Report how many lines in the material hold the word "help". No other content is required.
╭──
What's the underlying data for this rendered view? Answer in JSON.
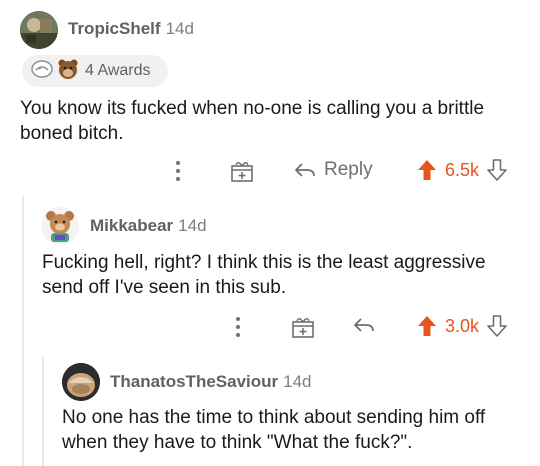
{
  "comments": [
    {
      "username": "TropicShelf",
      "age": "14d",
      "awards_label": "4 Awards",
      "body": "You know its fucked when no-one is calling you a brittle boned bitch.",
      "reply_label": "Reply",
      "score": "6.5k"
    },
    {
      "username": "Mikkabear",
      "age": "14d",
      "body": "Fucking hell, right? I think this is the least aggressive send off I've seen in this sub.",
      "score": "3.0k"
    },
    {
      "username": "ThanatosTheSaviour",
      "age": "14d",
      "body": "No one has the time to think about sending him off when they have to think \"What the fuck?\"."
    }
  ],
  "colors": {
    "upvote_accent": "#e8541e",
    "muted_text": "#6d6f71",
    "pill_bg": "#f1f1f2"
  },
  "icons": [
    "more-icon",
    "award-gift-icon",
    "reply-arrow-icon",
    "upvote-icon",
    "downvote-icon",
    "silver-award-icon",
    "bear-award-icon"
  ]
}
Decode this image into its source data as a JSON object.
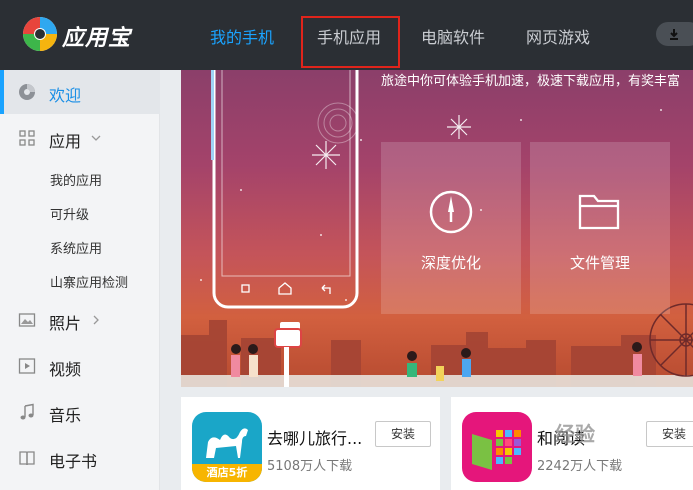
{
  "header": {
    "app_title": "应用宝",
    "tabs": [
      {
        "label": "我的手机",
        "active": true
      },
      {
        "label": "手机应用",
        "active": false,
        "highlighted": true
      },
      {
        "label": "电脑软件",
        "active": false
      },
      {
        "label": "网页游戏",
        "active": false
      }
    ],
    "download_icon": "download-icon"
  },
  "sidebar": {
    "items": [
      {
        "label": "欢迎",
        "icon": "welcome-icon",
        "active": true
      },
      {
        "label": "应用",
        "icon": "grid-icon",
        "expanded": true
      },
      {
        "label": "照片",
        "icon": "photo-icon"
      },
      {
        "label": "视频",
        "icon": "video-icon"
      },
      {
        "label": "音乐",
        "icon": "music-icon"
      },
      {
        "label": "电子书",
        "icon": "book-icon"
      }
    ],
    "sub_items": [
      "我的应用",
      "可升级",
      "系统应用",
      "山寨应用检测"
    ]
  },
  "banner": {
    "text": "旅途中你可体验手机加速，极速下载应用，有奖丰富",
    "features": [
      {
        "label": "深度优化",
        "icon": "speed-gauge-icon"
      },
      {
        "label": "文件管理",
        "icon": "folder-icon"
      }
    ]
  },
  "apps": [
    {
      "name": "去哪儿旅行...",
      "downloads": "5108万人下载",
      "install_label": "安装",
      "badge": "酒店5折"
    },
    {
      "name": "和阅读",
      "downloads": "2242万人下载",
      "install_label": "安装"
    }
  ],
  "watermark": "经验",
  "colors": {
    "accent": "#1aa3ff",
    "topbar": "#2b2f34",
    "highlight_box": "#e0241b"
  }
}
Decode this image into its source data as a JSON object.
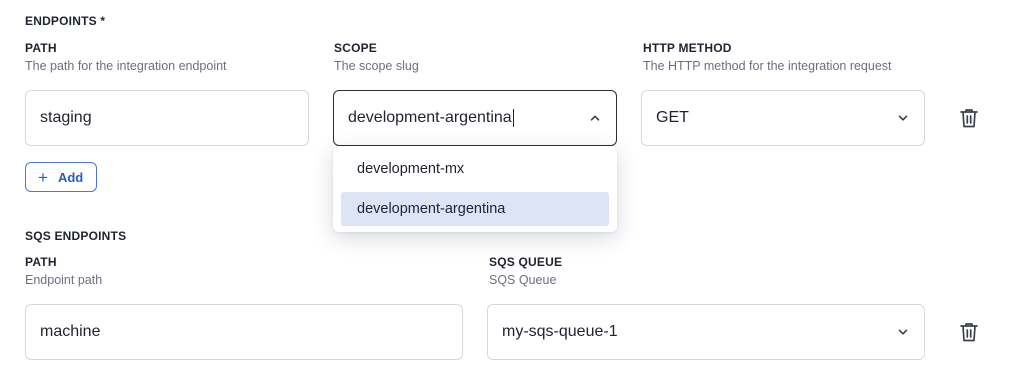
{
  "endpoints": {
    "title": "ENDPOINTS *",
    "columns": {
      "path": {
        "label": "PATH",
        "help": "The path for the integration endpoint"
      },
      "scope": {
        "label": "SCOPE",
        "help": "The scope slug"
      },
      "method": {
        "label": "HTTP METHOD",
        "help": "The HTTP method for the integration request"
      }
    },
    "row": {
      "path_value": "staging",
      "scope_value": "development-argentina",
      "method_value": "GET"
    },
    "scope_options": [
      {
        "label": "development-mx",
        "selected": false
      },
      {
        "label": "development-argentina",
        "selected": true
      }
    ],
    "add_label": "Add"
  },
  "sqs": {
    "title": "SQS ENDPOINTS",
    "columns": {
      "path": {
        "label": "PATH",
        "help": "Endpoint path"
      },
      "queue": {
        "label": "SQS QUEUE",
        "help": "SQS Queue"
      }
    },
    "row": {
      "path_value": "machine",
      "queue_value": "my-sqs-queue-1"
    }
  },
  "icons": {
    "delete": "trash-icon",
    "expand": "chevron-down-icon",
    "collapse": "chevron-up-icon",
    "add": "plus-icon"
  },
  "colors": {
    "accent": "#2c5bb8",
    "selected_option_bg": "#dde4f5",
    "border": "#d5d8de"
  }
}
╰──
> _Written response_
5